MUMBAI, May 14 (Reuters) - Foreign investors are loading up on options to hedge their equity portfolio against a slide in benchmark indices as they worry that Prime Minister Narendra Modi's party may not achieve the landslide victory predicted by opinion polls just weeks ago.

The last major poll had estimated that the ruling Bharatiya Janata Party (BJP) party would win 342 seats, comfortably above the 272 majority required to return to power.

But a lower turnout so far in India's general elections and changing political rhetoric have dampened expectations of a landslide victory for the BJP and its allies.
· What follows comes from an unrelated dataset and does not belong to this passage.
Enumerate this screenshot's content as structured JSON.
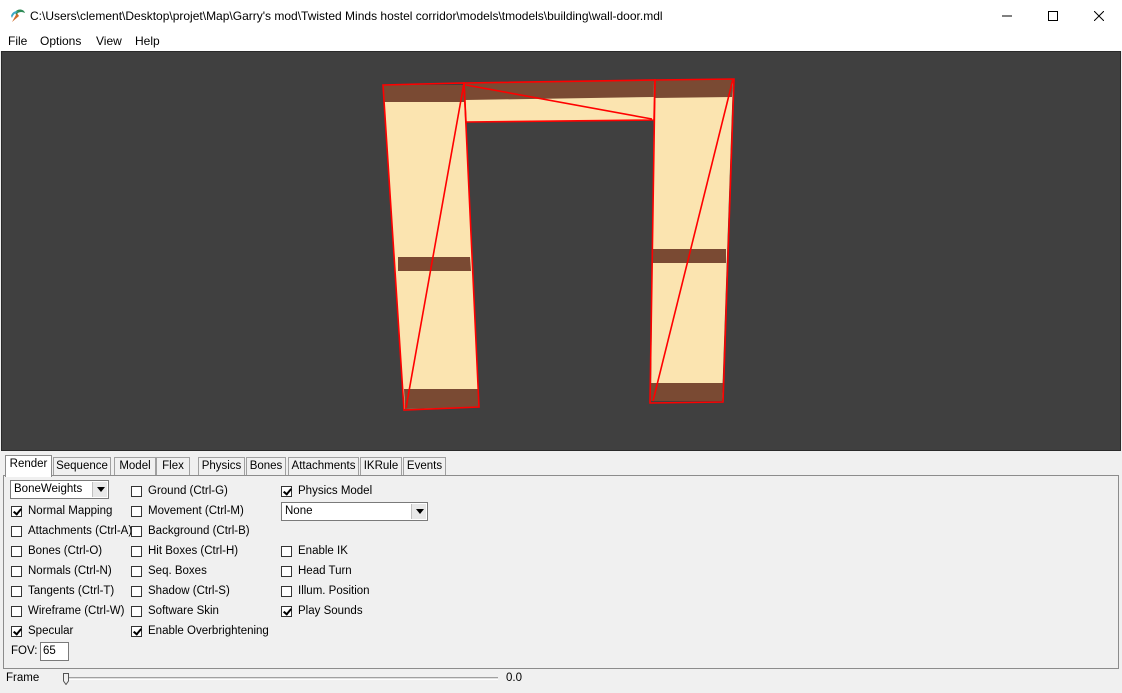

Votes are set to be counted on June 4.

Foreign investors worried about the election outcome will resort to buying puts of the Nifty 50 or the Bank Nifty , which are the most liquid derivatives, said Vineet Arora, managing director at Dubai-based investment firm NAV Capital.

They may opt for derivatives on other indexes depending on their portfolio composition, he said.

Ahead of the results, the net open interest of put options on Indian indexes held by foreign investors hit the highest since at least January 2019, according to data complied by Reuters, based on information provided by the National Stock Exchange.

The net open interest - the difference between long put and short put positions - is currently at 2.5 times the daily year-to-date average.

The Nifty 50 Index last week fell 1.9%, compared to a 1.85% rally in U.S. equities and a 1% gain in the MSCI Emerging Markets Index.

On Tuesday, the Nifty 50 was up 0.1% at 22,130.20.

A put option is a derivative contract that investors turn to protect their equity portfolio from losses.

A buyer of a put option pays a premium and, in turn, earns the right to sell the underlying at a particular price, called the strike price.

A pick up in the open interest, an indicator used to determine the extent of wagers on the contracts, has coincided with increased foreign investor selling in the cash market.

Foreign investors took out $2 billion from Indian equities last week, having taken out $1.9 billion in April. They had bought $4.2 billion in March.

Volatility has risen with the Nifty volatility index at its highest in one-and-a-half years.

It is "quite possible" that foreign investors are looking at the price action on the Indian market and deciding to hedge, said Samir Arora, fund manager at Mumbai-based Helios Capital.

Buying puts is among the easiest way to hedge exposure, he added.

The highest open interest on puts is at 22,000 and 21,000 strike price for the monthly contract expiring on June 27. Open interest on weekly contracts is much lower due to limited volumes.

(Reporting by Nimesh Vora and Bharath Rajeswaran; Editing by Sonia Cheema)